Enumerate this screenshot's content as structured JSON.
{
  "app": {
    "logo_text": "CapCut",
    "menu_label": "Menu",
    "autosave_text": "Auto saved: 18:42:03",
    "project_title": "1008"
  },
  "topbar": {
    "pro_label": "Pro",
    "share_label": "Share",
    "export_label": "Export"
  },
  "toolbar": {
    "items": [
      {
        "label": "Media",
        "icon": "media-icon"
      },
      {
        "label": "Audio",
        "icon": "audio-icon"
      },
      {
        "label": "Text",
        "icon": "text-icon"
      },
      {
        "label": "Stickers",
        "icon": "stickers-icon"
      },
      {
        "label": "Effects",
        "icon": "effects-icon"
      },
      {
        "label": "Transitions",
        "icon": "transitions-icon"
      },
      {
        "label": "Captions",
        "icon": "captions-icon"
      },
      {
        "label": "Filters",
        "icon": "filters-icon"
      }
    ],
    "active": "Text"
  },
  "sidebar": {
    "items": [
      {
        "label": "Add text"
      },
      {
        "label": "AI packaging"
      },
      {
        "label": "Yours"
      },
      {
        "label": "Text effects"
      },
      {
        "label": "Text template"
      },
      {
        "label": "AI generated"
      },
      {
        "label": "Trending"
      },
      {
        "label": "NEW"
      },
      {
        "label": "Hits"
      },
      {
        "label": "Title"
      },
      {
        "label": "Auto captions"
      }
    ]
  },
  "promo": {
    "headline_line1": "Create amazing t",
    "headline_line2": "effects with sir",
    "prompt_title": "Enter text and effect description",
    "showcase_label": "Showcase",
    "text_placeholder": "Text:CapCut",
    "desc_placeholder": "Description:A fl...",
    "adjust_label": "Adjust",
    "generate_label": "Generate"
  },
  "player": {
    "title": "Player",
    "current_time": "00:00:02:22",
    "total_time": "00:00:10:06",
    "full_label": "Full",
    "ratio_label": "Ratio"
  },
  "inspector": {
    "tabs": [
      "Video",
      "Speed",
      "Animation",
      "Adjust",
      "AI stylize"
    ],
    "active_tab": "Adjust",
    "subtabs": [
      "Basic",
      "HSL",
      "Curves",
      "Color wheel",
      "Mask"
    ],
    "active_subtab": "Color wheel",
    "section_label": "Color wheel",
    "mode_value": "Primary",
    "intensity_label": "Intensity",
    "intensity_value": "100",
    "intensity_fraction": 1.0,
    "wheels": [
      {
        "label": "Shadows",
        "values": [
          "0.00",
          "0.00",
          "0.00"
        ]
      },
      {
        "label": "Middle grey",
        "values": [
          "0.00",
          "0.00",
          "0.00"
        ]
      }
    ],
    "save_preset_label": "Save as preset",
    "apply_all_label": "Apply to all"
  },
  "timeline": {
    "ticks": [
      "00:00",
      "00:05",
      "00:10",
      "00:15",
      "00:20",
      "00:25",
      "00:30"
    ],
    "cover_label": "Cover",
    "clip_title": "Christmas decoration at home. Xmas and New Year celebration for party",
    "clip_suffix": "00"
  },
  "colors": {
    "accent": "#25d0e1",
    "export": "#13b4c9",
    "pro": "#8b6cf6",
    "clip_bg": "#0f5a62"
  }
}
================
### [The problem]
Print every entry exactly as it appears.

### [Your solution]
Enumerate this screenshot's content as structured JSON.
{
  "app": {
    "logo_text": "CapCut",
    "menu_label": "Menu",
    "autosave_text": "Auto saved: 18:42:03",
    "project_title": "1008"
  },
  "topbar": {
    "pro_label": "Pro",
    "share_label": "Share",
    "export_label": "Export"
  },
  "toolbar": {
    "items": [
      {
        "label": "Media",
        "icon": "media-icon"
      },
      {
        "label": "Audio",
        "icon": "audio-icon"
      },
      {
        "label": "Text",
        "icon": "text-icon"
      },
      {
        "label": "Stickers",
        "icon": "stickers-icon"
      },
      {
        "label": "Effects",
        "icon": "effects-icon"
      },
      {
        "label": "Transitions",
        "icon": "transitions-icon"
      },
      {
        "label": "Captions",
        "icon": "captions-icon"
      },
      {
        "label": "Filters",
        "icon": "filters-icon"
      }
    ],
    "active": "Text"
  },
  "sidebar": {
    "items": [
      {
        "label": "Add text"
      },
      {
        "label": "AI packaging"
      },
      {
        "label": "Yours"
      },
      {
        "label": "Text effects"
      },
      {
        "label": "Text template"
      },
      {
        "label": "AI generated"
      },
      {
        "label": "Trending"
      },
      {
        "label": "NEW"
      },
      {
        "label": "Hits"
      },
      {
        "label": "Title"
      },
      {
        "label": "Auto captions"
      }
    ]
  },
  "promo": {
    "headline_line1": "Create amazing t",
    "headline_line2": "effects with sir",
    "prompt_title": "Enter text and effect description",
    "showcase_label": "Showcase",
    "text_placeholder": "Text:CapCut",
    "desc_placeholder": "Description:A fl...",
    "adjust_label": "Adjust",
    "generate_label": "Generate"
  },
  "player": {
    "title": "Player",
    "current_time": "00:00:02:22",
    "total_time": "00:00:10:06",
    "full_label": "Full",
    "ratio_label": "Ratio"
  },
  "inspector": {
    "tabs": [
      "Video",
      "Speed",
      "Animation",
      "Adjust",
      "AI stylize"
    ],
    "active_tab": "Adjust",
    "subtabs": [
      "Basic",
      "HSL",
      "Curves",
      "Color wheel",
      "Mask"
    ],
    "active_subtab": "Color wheel",
    "section_label": "Color wheel",
    "mode_value": "Primary",
    "intensity_label": "Intensity",
    "intensity_value": "100",
    "intensity_fraction": 1.0,
    "wheels": [
      {
        "label": "Shadows",
        "values": [
          "0.00",
          "0.00",
          "0.00"
        ]
      },
      {
        "label": "Middle grey",
        "values": [
          "0.00",
          "0.00",
          "0.00"
        ]
      }
    ],
    "save_preset_label": "Save as preset",
    "apply_all_label": "Apply to all"
  },
  "timeline": {
    "ticks": [
      "00:00",
      "00:05",
      "00:10",
      "00:15",
      "00:20",
      "00:25",
      "00:30"
    ],
    "cover_label": "Cover",
    "clip_title": "Christmas decoration at home. Xmas and New Year celebration for party",
    "clip_suffix": "00"
  },
  "colors": {
    "accent": "#25d0e1",
    "export": "#13b4c9",
    "pro": "#8b6cf6",
    "clip_bg": "#0f5a62"
  }
}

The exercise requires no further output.